Read Part 1 of this piece to get up to speed. 

Now for part two, we’ll dive into more about that wild Hanebrink fat bike we briefly covered at Sea Otter…


The Bike that Got Away with Sky Boyer of Velo Cult: Part 1

Velo Cult Sky Boyer Slingshot

“The Bike That Got Away” is a series of interviews intended to showcase the best bikes of all time from the perspective of the diverse characters that make up the cycling industry. It’s an opportunity to look back fondly (or not at all) on vintage technology, paint jobs – whatever made or continues to make bikes compelling and awesome. These are the bikes that have shaped us as industry members, dealers, cyclists, and super fans.

Within hours of rolling into Portland a few weeks ago I found myself at Velo Cult, part bike shop, part tavern, part freaking unbelievable mountain bike museum owned by Sky Boyer – ex-racer, hot pink bike aficionado (at one point, he had eight because “no one bags on your pink bike when you beat them”), and bike collector (part of his collection was on display with Subaru at Sea Otter). Still recovering from a concussion the week before, I found myself having to repeatedly sit down and take breaks from being so overwhelmed by the extremely technologically and historically significant bikes on the ceiling of the shop…


Exclusive! Chris Currie’s all-new full suspension design is unlike anything you’ve ever seen

Chris Currie mountain bike suspension patent drawings

Editor’s Note: Chris Currie has been in the industry for years, many of which he’s spent quietly designing, patenting and slowly but surely developing his own full suspension platform. In this new series, he’ll give us a peek inside the process of creating something new, the myriad ways to bring it to market and the challenges of it all. Without further ado, here’s Chris:
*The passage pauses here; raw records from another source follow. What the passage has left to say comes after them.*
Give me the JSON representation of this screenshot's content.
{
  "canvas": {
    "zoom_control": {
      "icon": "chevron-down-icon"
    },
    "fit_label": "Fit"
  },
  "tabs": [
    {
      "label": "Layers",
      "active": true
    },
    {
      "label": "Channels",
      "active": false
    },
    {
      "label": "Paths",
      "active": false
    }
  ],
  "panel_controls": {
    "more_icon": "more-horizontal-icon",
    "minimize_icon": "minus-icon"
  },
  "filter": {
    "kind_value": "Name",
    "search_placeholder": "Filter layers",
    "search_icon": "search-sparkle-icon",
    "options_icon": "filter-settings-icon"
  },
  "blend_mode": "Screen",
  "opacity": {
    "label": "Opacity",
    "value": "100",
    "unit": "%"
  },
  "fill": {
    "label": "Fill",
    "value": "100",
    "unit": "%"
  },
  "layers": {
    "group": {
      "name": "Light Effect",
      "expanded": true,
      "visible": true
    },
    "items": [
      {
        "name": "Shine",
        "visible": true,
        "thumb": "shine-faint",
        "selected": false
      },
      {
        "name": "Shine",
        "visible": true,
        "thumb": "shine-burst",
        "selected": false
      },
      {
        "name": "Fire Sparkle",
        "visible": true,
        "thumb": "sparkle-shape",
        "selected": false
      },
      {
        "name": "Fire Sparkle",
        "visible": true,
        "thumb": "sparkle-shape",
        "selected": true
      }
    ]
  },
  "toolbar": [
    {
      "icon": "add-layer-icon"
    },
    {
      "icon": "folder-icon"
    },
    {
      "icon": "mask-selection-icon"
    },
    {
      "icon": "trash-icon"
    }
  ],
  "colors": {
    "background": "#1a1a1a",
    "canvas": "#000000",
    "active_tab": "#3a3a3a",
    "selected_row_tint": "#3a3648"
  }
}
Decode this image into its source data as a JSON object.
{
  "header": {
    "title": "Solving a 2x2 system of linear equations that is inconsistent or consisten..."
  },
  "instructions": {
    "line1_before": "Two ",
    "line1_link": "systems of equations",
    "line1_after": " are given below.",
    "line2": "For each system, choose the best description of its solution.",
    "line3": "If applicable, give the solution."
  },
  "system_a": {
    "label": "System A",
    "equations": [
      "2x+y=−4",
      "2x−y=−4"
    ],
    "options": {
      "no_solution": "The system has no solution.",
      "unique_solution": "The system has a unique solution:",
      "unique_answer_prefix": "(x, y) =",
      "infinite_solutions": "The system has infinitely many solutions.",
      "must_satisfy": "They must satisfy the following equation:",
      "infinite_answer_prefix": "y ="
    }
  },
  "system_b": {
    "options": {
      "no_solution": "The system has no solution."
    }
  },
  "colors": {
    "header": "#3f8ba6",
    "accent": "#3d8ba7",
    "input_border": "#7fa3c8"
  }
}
Eighteen years ago, I started an online bike shop called Speedgoat out of an old one-room schoolhouse in the mountains of Southwestern PA. I didn’t have “start-up capital,” a background in web development, or a business degree. All I really had was an obsession with bikes and a wife who was just crazy enough to go along with me. For fourteen years we worked with the best companies in the bike business, building up thousands of custom bikes for riders around the world. We knew the names of our customers’ dogs, even if the customers lived thousands of miles away. It was that kind of business.

In 2010 I sold the company to people I thought could take it to the next level, but they were a trainwreck. Frustrated with the new owners, I left in 2011. In the years since, I moved west to manage sales, marketing, and customer service for Velotech in Portland, Oregon, while moonlighting for Stan’s NoTubes, where I’m now Creative Director. Through it all, one personal project that started at Speedgoat ten years ago has stayed with me. I had an idea for a bike.


Shop Profile and Interview: Gladys Bikes and Leah Benson

Gladys Bikes Leah

Though just over a year and a half old, it’s clear that Gladys Bikes has already begun to make its mark on the Portland riding community (while recently visiting the city, it was the most recommended shop to visit by the women I spoke with). Rather than being adapting a current model, the shop, brainchild of Leah Benson, was designed from scratch with significant feedback from community members and focus groups to start valuable conversations about bike fit and comfort across price points, disciplines, and facets.

Though named for the personal bicycle of Frances E. Willard, suffragette, and founded to address opportunities within the equipment and experience of women on bikes, the shop manages to be inviting and effective for any person of any gender or riding experience…


Interview: Jude Gerace of Sugar Wheelworks

Sugar Wheelworks Jude

In a compact studio workshop in North Portland, Jude Gerace of Sugar Wheelworks tailors wheels in the way that small builders tailor frames and bicycles. Working with each customer individually she sets out to build wheels to match the rider, context, and machine as a package. Jude backs up her consultations with extensive metallurgical testing and close collaborations with local engineers as well as a sophisticated wheel “taste testing” program so that customers can be confident in every aspect of the decision and purchasing process.

Jude talks about her process, advocacy, and bike touring after The Jump. READ MORE ->